Quantitative analysis of football play calling suggests that NFL coaches do not choose their strategies optimally. They tend to be overly cautious. One possible explanation for this finding is that NFL coaches are averse to risk and loss. We propose a prospect theory based model of coaches' utility and estimate the model's parameters using kickoff data from the 2009 NFL season. Using an outcome measure of points scored on the initial post-kickoff possession we analyze two strategic kickoff decisions that involve risk-reward tradeoffs: the decision to kick a surprise onside kickoff or a regular kickoff, and the decision to accept a touchback or run the ball out of the endzone. Surprise onside kickoffs may yield a more favorable mean points scored value for the kicking team than a regular kickoff, yet surprise onside kickoffs are infrequently used (and thus the same size is small and the p-value of significance test is 0.68). Coaches appear averse to the possible loss involved in the surprise onside kickoff. Running the ball out yields a higher mean points scored for the receiving team than accepting a touchback, but it entails some risk (fumbles are lost in 2 percent of returns). Nevertheless, declining the touchback option and running the ball out is very common. Coaches do not appear excessively risk averse when presented with this choice over possible gains.
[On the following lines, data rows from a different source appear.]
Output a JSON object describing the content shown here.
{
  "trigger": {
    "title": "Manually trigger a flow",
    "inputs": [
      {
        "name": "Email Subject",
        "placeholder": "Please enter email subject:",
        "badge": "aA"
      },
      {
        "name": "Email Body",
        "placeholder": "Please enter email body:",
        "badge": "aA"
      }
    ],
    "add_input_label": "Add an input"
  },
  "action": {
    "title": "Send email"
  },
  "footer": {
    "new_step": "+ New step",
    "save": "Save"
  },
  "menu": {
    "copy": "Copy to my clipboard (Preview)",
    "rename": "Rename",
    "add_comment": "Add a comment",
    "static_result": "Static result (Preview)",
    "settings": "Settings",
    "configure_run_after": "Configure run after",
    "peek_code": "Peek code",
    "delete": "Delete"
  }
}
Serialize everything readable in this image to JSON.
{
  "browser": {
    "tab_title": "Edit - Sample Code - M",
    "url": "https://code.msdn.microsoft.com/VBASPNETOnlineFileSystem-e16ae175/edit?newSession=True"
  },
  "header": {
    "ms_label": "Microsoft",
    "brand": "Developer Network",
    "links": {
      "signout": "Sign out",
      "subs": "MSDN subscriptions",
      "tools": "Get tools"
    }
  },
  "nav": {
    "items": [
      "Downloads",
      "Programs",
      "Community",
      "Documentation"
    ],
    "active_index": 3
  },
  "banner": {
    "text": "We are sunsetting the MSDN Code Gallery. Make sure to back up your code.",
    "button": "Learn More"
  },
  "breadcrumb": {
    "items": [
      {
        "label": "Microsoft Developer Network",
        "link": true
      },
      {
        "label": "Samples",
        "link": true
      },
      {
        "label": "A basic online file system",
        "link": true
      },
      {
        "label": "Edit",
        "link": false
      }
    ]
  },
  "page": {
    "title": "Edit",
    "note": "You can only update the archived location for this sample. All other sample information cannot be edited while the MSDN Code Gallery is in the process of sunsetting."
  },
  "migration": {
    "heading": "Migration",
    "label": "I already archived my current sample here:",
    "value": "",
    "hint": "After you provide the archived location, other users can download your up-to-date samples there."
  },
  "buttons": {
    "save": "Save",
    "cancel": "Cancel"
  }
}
Prospect theory models allow for risk aversion over possible gains, as in traditional expected utility theory, and in addition they permit an asymmetric aversion to losses. A prospect theory model therefore seems suitable for our analysis of kickoff strategies. We estimate a risk aversion coefficient value of 0.66 and a loss aversion coefficient value of 1.55, where values <1 and >1 indicate risk and loss aversion, respectively. Our analysis supports the notion that NFL coaches are both modestly risk averse and loss averse. In other words, coaches display diminishing sensitivity to changes in scoring outcomes as they move further from a reference point (zero), and for scoring gains and losses of equal magnitude they suffer more from a loss than they enjoy from a gain. This result may explain their propensity for making conservative strategic choices that, at first glance, appear sub-optimal.
©2011 Walter de Gruyter GmbH & Co. KG, Berlin/Boston